Long Z.,Beijing Normal University | Li R.,Beijing Normal University | Wen X.,University of Florida | Jin Z.,Laboratory of Magnetic Resonance Imaging | And 2 more authors.
Magnetic Resonance Imaging | Year: 2013

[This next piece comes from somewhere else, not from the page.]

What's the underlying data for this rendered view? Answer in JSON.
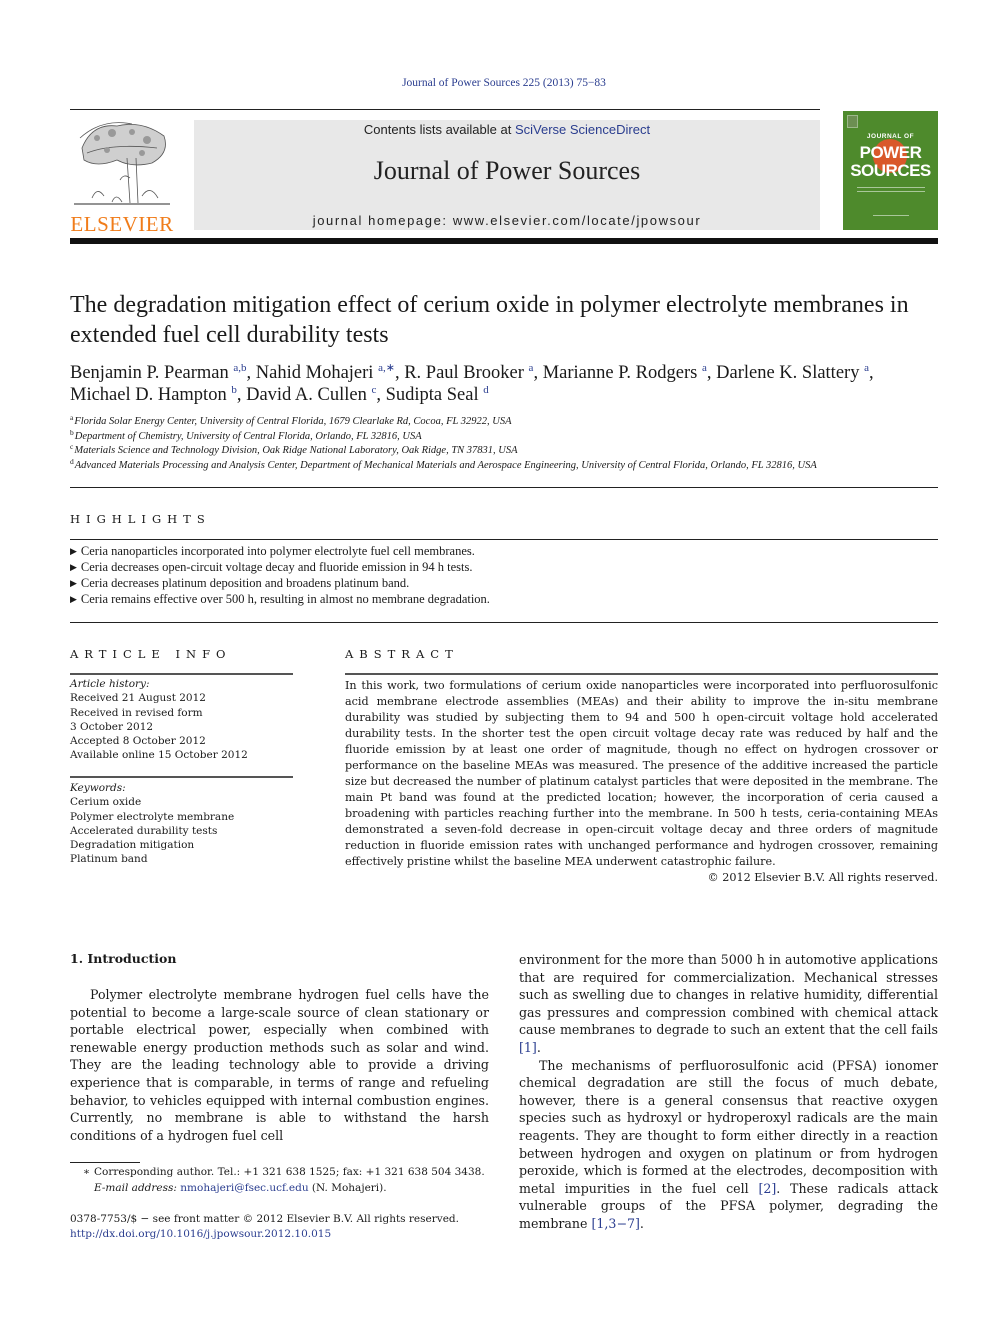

Independent component analysis (ICA) is a widely accepted method to extract brain networks underlying cognitive processes from functional magnetic resonance imaging (fMRI) data. However, the application of ICA to multi-task fMRI data is limited due to the potential non-independency between task-related components. The ICA with projection (ICAp) method proposed by our group (Hum Brain Mapp 2009;30:417-31) is demonstrated to be able to solve the interactions among task-related components for single subject fMRI data. However, it still must be determined if ICAp is capable of processing multi-task fMRI data over a group of subjects. Moreover, it is unclear whether ICAp can be reliably applied to event-related (ER) fMRI data. In this study, we combined the projection method with the temporal concatenation method reported by Calhoun (Hum Brain Mapp 2008;29:828-38), referred to as group ICAp, to perform the group analysis of multi-task fMRI data. Both a human fMRI rest data-based simulation and real fMRI experiments, of block design and ER design, verified the feasibility and reliability of group ICAp, as well as demonstrated that ICAp had the strength to separate 4D multi-task fMRI data into multiple brain networks engaged in each cognitive task and to adequately find the commonalities and differences among multiple tasks. © 2013 Elsevier Inc. Source

Wang Z.,Beijing Normal University | Xia M.,Beijing Normal University | Jin Z.,Laboratory of Magnetic Resonance Imaging | Yao L.,Beijing Normal University | Long Z.,Beijing Normal University
PLoS ONE | Year: 2014

Constrained independent component analysis (CICA) is capable of eliminating the order ambiguity that is found in the standard ICA and extracting the desired independent components by incorporating prior information into the ICA contrast function. However, the current CICA method produces constraints that are based on only one type of prior information (temporal/spatial), which may increase the dependency of CICA on the accuracy of the prior information. To improve the robustness of CICA and to reduce the impact of the accuracy of prior information on CICA, we proposed a temporally and spatially constrained ICA (TSCICA) method that incorporated two types of prior information, both temporal and spatial, as constraints in the ICA. The proposed approach was tested using simulated fMRI data and was applied to a real fMRI experiment using 13 subjects who performed a movement task. Additionally, the performance of TSCICA was compared with the ICA method, the temporally CICA (TCICA) method and the spatially CICA (SCICA) method. The results from the simulation and from the real fMRI data demonstrated that TSCICA outperformed TCICA, SCICA and ICA in terms of robustness to noise. Moreover, the TSCICA method displayed better robustness to prior temporal/spatial information than the TCICA/SCICA method. © 2014 Wang et al. Source

Discover hidden collaborations